Oshawa, Ontario – If any vehicle has to mark the turning point for Buick, it’s the Enclave. Introduced for 2008, it carved out a new spot for itself in the lineup, straddling the now-discontinued Terraza minivan and Rendezvous SUV. It wasn’t just its configuration, but an entirely new attitude over attention to detail: good performance, handsome styling and, most importantly, an interior that could stand up in looks and quality to its competition.

My 2009 tester doesn’t look much different from the inaugural 2008 model year, but it’s what’s under the hood that counts. It’s still a 3.6-litre V6 as before, but direct injection technology raises it from 275 horsepower to 288 while torque lifts from 251 lb-ft to 270 lb-ft. Despite the Enclave’s size, it makes for brisk acceleration and good performance, with each gear handled by a six-speed automatic that generally keeps it right in the sweet spot, with only a little cog hunting on the odd hill. There is a manual shift mode, but it seems more of an afterthought, consisting of a button on the side of the shift lever that you toggle to up- or downshift. Even so, this really isn’t a segment – or a brand – that’s normally given to sporty driving, and I don’t think any lack of shift paddles or a gate on the lever is really an issue.

Test Drive: 2009 Buick Enclave CX FWD car test drives buick
Test Drive: 2009 Buick Enclave CX FWD car test drives buick
Test Drive: 2009 Buick Enclave CX FWD car test drives buick
2009 Buick Enclave CX FWD. Click image to enlarge

The Enclave is one of three vehicles that share all but trim: siblings are the Chevrolet Traverse and GMC Acadia, as well as the Saturn Outlook, now discontinued with that brand’s demise. The Enclave looks the most upscale of the three, and at a base price of $42,805 for the front-wheel drive CX trim line, it’s considerably more than the base $35,620 Traverse and $37,800 Acadia. Oddly, though, at the top end of the scale, it’s the Chevrolet that becomes the most expensive: $53,560 for the all-wheel drive Traverse LTZ, versus $53,145 for the all-wheel Enclave CXL. The reason is in the option package: standard on the top-line Traverse are heated and cooled seats, larger wheels and a DVD-based navigation system, which are optional on Enclave models.
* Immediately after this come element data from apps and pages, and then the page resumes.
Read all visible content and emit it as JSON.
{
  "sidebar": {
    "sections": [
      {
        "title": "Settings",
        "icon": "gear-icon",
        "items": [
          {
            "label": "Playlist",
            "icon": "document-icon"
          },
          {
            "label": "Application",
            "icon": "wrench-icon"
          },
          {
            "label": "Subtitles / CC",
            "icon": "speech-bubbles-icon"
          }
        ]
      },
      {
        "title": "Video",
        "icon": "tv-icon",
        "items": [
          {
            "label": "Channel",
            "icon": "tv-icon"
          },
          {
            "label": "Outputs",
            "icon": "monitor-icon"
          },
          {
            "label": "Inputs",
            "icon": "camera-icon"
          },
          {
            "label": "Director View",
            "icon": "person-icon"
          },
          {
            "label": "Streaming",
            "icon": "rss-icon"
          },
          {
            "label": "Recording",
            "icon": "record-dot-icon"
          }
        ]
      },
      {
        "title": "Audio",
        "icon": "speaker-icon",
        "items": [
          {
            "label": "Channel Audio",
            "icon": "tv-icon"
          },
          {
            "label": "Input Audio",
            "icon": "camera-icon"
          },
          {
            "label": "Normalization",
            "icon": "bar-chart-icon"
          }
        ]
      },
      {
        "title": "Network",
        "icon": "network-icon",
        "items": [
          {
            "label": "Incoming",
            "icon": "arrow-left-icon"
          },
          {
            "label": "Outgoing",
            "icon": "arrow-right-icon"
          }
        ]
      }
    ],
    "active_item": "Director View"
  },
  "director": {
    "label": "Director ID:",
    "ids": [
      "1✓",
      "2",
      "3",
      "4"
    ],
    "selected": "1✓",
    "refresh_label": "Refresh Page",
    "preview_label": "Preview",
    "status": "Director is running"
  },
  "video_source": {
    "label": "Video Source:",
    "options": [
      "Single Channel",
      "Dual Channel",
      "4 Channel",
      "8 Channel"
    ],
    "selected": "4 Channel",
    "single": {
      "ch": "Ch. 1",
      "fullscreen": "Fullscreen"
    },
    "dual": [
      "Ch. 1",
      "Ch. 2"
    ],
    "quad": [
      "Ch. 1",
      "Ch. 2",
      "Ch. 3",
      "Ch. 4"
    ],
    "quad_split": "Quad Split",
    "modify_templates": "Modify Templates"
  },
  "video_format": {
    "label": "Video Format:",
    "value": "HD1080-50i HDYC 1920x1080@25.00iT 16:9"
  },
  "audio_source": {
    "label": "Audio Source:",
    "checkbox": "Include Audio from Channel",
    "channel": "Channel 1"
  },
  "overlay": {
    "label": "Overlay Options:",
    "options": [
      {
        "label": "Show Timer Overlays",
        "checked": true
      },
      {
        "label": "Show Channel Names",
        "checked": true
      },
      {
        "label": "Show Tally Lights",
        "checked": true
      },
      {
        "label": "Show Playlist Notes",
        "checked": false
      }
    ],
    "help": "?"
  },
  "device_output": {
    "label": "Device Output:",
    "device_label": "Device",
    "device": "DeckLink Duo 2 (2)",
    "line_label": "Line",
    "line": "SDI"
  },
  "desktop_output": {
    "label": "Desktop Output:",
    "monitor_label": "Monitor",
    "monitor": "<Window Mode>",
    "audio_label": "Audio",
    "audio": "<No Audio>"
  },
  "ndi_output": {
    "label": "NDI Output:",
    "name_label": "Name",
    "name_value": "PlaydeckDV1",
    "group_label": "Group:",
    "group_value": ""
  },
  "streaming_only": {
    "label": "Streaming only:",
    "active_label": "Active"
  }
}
As with its siblings, the Enclave comes strictly with three rows of seats. The default is seven-passenger seating, with two captain’s chairs in the second row; eight-passenger is optional, which swaps out the second-row chairs for a flat-folding bench that slides fore and aft. The top-line CXL uses leather upholstery, while my CX’s seats were wrapped in a plush velour fabric, which I’ve always preferred to cowhide. As you’d expect from a Buick, the seats are extremely comfortable in the first and second rows. The cushions in the far rear row are very firm, but legroom is better than with many three-row competitors, and headroom remains impressive all the way to the back.

The equipment list is well-stocked, even at the CX level: automatic xenon headlamps, power liftgate, roof rails, tri-zone automatic climate control with separate switches for the second- and third-row passengers, 18-inch wheels, auto-dimming rearview mirror, Bluetooth, and satellite radio. Moving up to the CXL adds rear parking assist, remote starter, power-folding mirrors, 19-inch wheels, 110-volt outlet, leather upholstery, power tilt and telescopic steering column and premium audio. You can option most of that onto the CX, though, and both models can be topped out with such features as a trailer towing package (the Enclave will handle a maximum of 2041 kg/4500 lbs), cargo convenience package of net and cargo cover, sunroof, rear-seat DVD, navigation, and a “Hit the Road” package of assist steps, cross rail roof package and a cargo floor mat.